© Leclaire & Schenk
Gallo Pinto is a Costa Rican and Nicaraguan dish. It consists of rice and beans, fried and seasoned. The seasoning is moderate; it is not spicy hot.
In Nicaragua, small red beans are used; in Costa Rica, black beans are used. During the cooking process, some of the coloration of the beans used tints the rice.
Gallo Pinto is served as a side dish with either breakfast, lunch or dinner; sometimes it is served with all three in the same day.
At breakfast it is usually served to the side of some eggs, or a breakfast meat.
Everyone has their own variation of Gallo Pinto; some variations add coconut or coconut milk. The one additional critical ingredient, at least for people in Costa Rica, is Lizano Sauce.
Gallo Pinto is similar to “Moros y Cristianos” in Cuba, to Rice and Beans in Jamaica; and to Casamiento in El Salvador.
Beans and rice together make a complete protein.
Gallo Pinto probably originated in Nicaragua. The name dates from sometime in the 1900s, some think around the 1930s.
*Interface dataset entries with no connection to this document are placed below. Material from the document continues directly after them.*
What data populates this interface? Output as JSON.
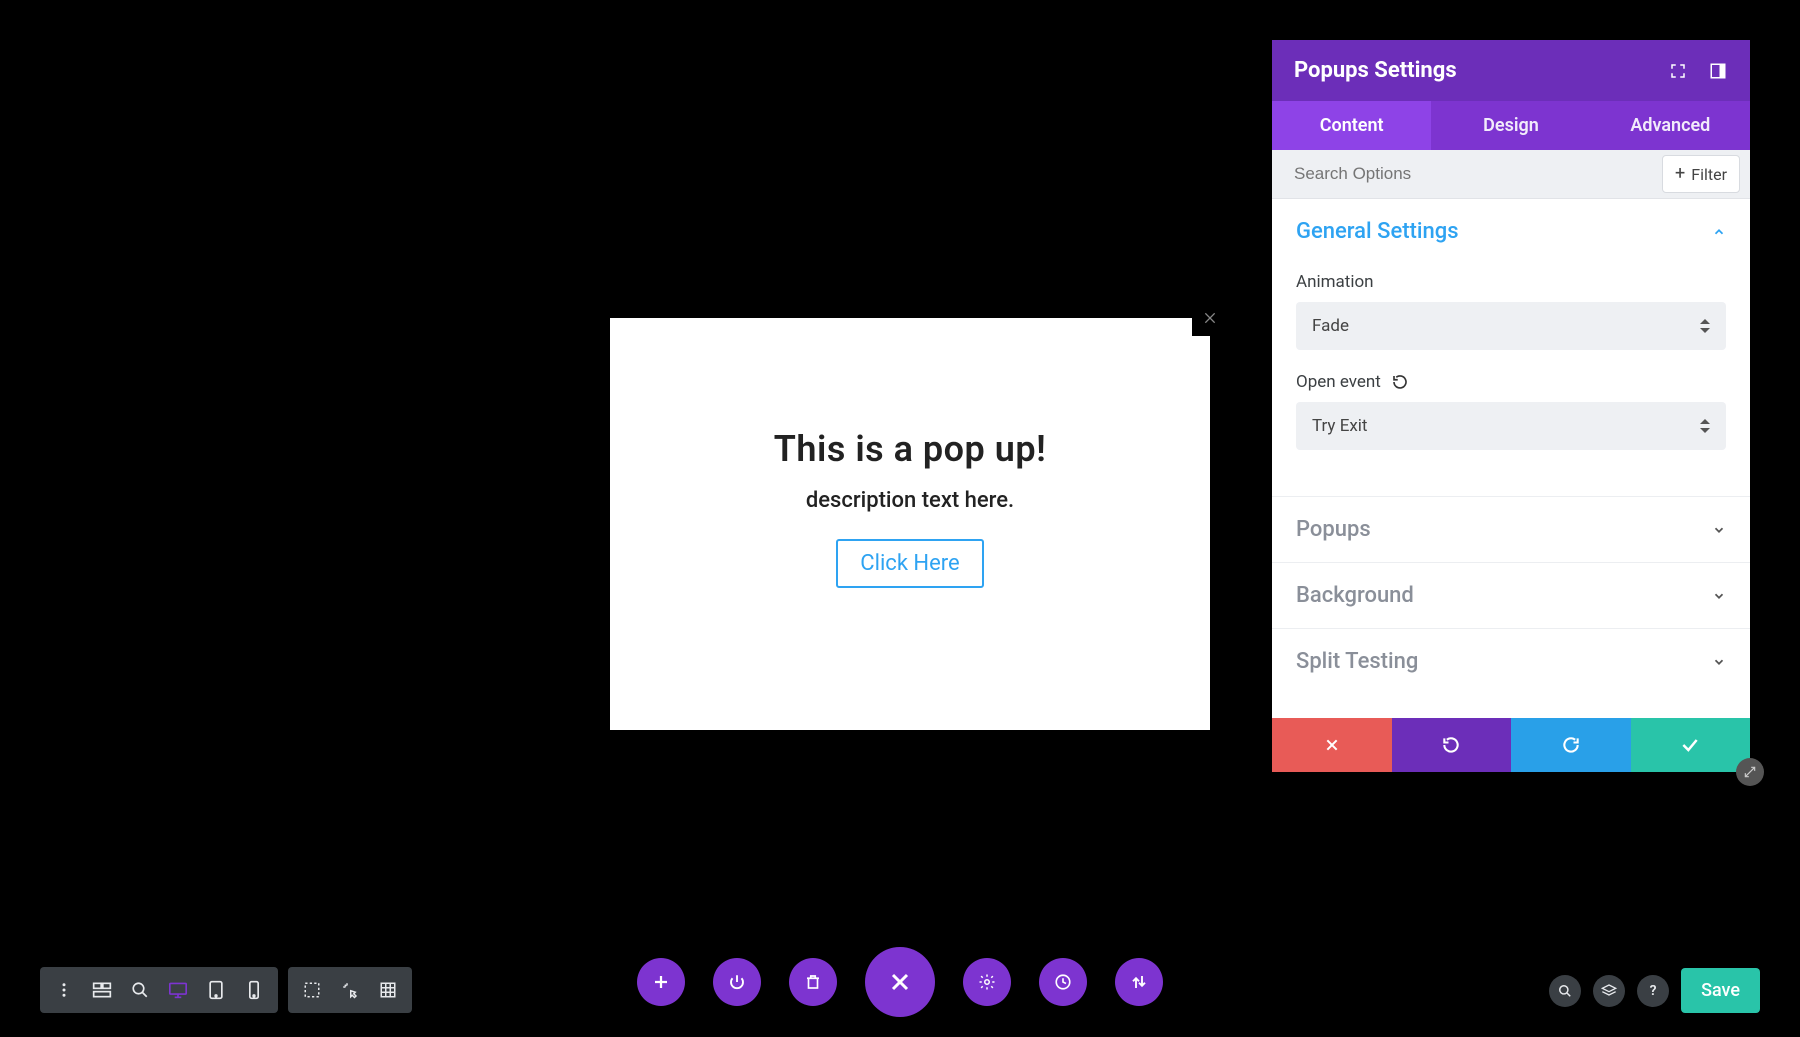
{
  "popup": {
    "title": "This is a pop up!",
    "description": "description text here.",
    "button_label": "Click Here"
  },
  "panel": {
    "title": "Popups Settings",
    "tabs": {
      "content": "Content",
      "design": "Design",
      "advanced": "Advanced"
    },
    "search_placeholder": "Search Options",
    "filter_label": "Filter",
    "sections": {
      "general": {
        "title": "General Settings",
        "animation_label": "Animation",
        "animation_value": "Fade",
        "openevent_label": "Open event",
        "openevent_value": "Try Exit"
      },
      "popups": {
        "title": "Popups"
      },
      "background": {
        "title": "Background"
      },
      "split_testing": {
        "title": "Split Testing"
      }
    }
  },
  "toolbar": {
    "save_label": "Save"
  },
  "colors": {
    "purple": "#7d34d0",
    "header_purple": "#6c2eb9",
    "blue": "#2ea3f2",
    "teal": "#29c4a9",
    "red": "#e85b57"
  }
}
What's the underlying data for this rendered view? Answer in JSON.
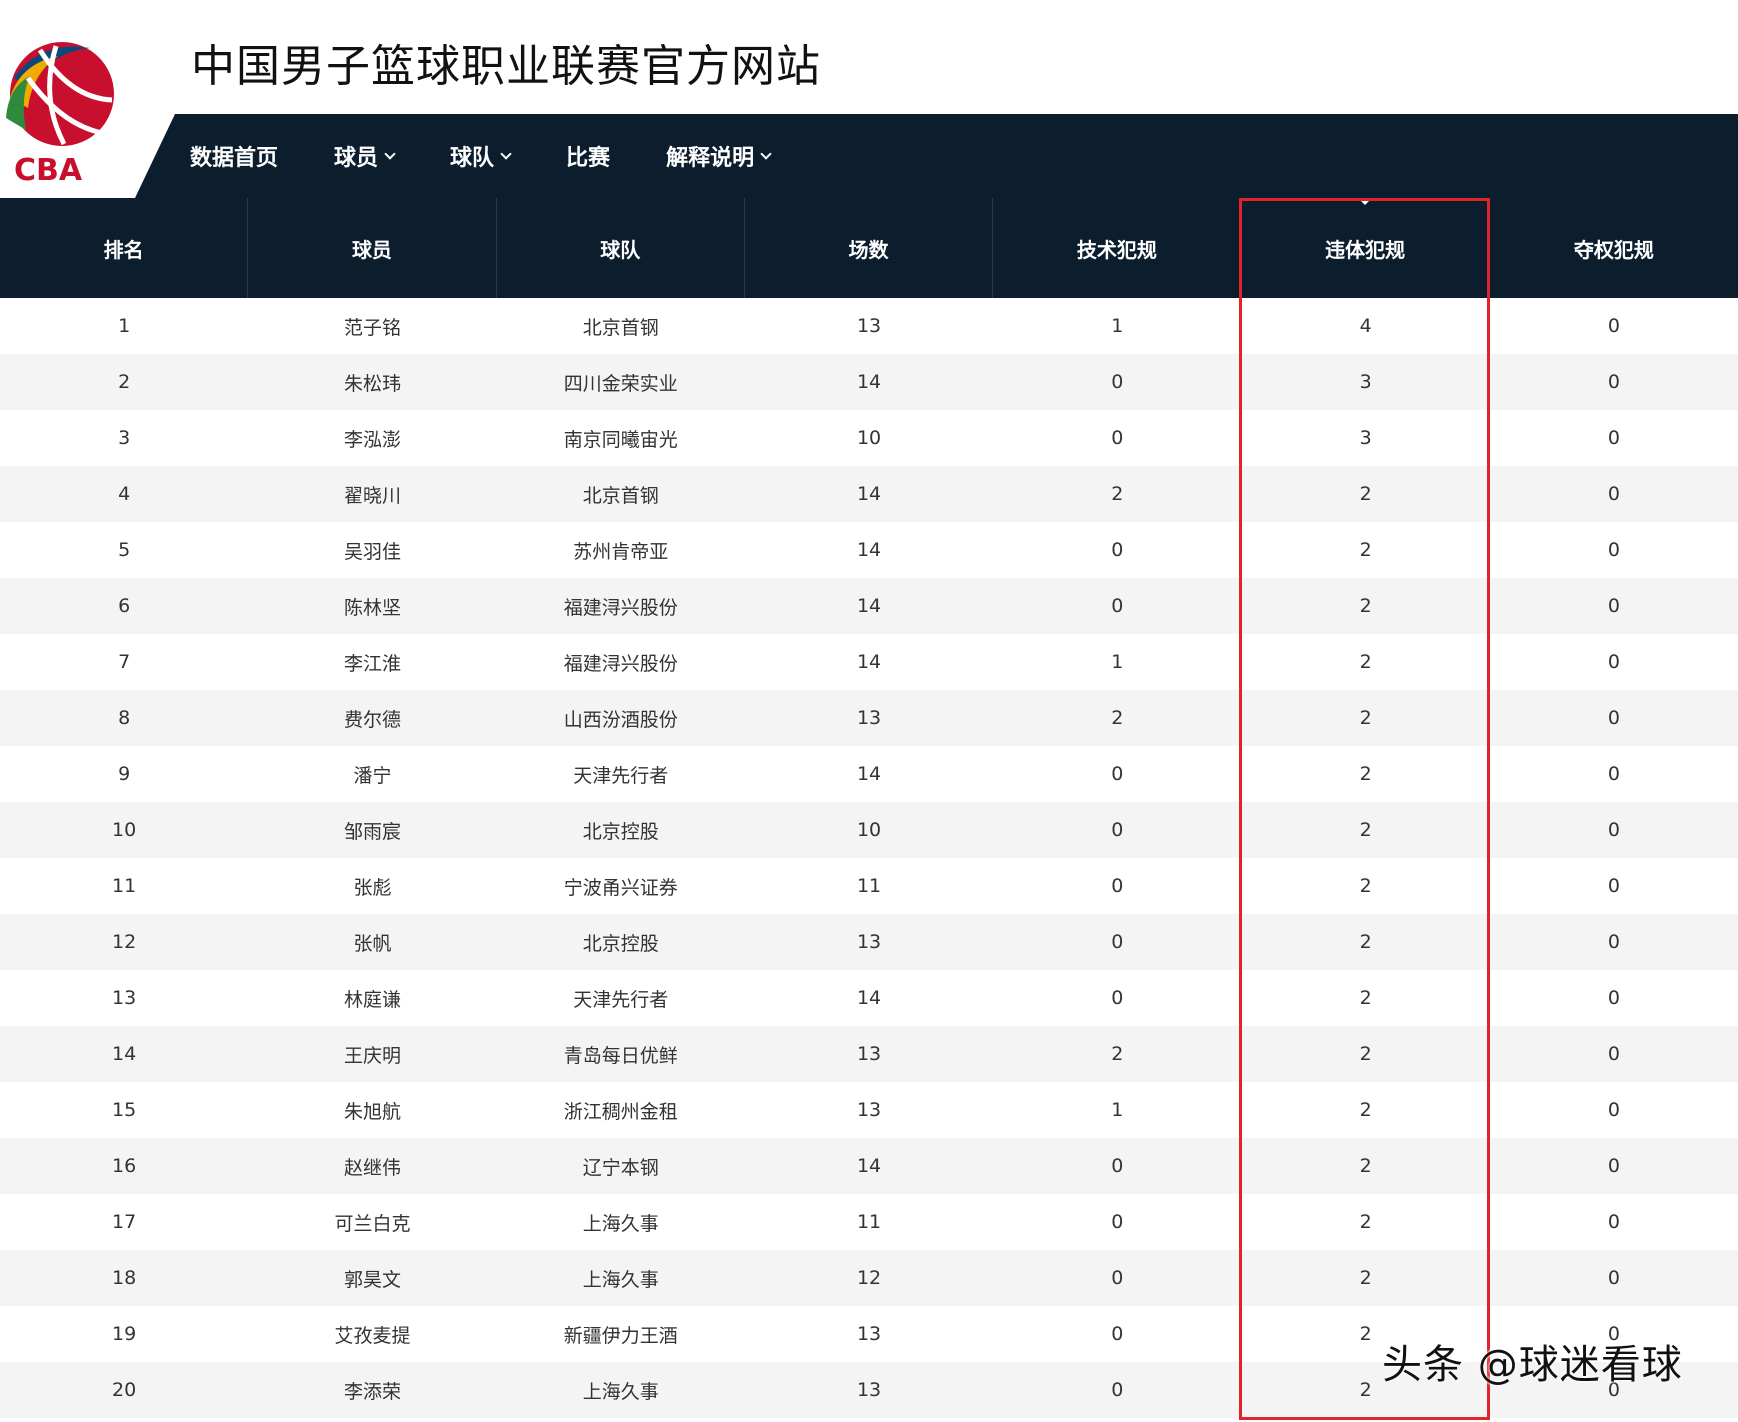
{
  "site": {
    "title": "中国男子篮球职业联赛官方网站",
    "logo_text": "CBA"
  },
  "nav": {
    "items": [
      {
        "label": "数据首页",
        "dropdown": false
      },
      {
        "label": "球员",
        "dropdown": true
      },
      {
        "label": "球队",
        "dropdown": true
      },
      {
        "label": "比赛",
        "dropdown": false
      },
      {
        "label": "解释说明",
        "dropdown": true
      }
    ]
  },
  "table": {
    "columns": [
      "排名",
      "球员",
      "球队",
      "场数",
      "技术犯规",
      "违体犯规",
      "夺权犯规"
    ],
    "sorted_column": "违体犯规",
    "rows": [
      [
        "1",
        "范子铭",
        "北京首钢",
        "13",
        "1",
        "4",
        "0"
      ],
      [
        "2",
        "朱松玮",
        "四川金荣实业",
        "14",
        "0",
        "3",
        "0"
      ],
      [
        "3",
        "李泓澎",
        "南京同曦宙光",
        "10",
        "0",
        "3",
        "0"
      ],
      [
        "4",
        "翟晓川",
        "北京首钢",
        "14",
        "2",
        "2",
        "0"
      ],
      [
        "5",
        "吴羽佳",
        "苏州肯帝亚",
        "14",
        "0",
        "2",
        "0"
      ],
      [
        "6",
        "陈林坚",
        "福建浔兴股份",
        "14",
        "0",
        "2",
        "0"
      ],
      [
        "7",
        "李江淮",
        "福建浔兴股份",
        "14",
        "1",
        "2",
        "0"
      ],
      [
        "8",
        "费尔德",
        "山西汾酒股份",
        "13",
        "2",
        "2",
        "0"
      ],
      [
        "9",
        "潘宁",
        "天津先行者",
        "14",
        "0",
        "2",
        "0"
      ],
      [
        "10",
        "邹雨宸",
        "北京控股",
        "10",
        "0",
        "2",
        "0"
      ],
      [
        "11",
        "张彪",
        "宁波甬兴证券",
        "11",
        "0",
        "2",
        "0"
      ],
      [
        "12",
        "张帆",
        "北京控股",
        "13",
        "0",
        "2",
        "0"
      ],
      [
        "13",
        "林庭谦",
        "天津先行者",
        "14",
        "0",
        "2",
        "0"
      ],
      [
        "14",
        "王庆明",
        "青岛每日优鲜",
        "13",
        "2",
        "2",
        "0"
      ],
      [
        "15",
        "朱旭航",
        "浙江稠州金租",
        "13",
        "1",
        "2",
        "0"
      ],
      [
        "16",
        "赵继伟",
        "辽宁本钢",
        "14",
        "0",
        "2",
        "0"
      ],
      [
        "17",
        "可兰白克",
        "上海久事",
        "11",
        "0",
        "2",
        "0"
      ],
      [
        "18",
        "郭昊文",
        "上海久事",
        "12",
        "0",
        "2",
        "0"
      ],
      [
        "19",
        "艾孜麦提",
        "新疆伊力王酒",
        "13",
        "0",
        "2",
        "0"
      ],
      [
        "20",
        "李添荣",
        "上海久事",
        "13",
        "0",
        "2",
        "0"
      ]
    ]
  },
  "colors": {
    "nav_bg": "#0c1d2e",
    "highlight": "#e0242c",
    "row_alt": "#f4f4f4"
  },
  "watermark": "头条 @球迷看球"
}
“Gallo pinto” means “painted rooster.” It is pronounced: “ga-yo pinto” (because two ll’s together in Spanish make a Y sound.)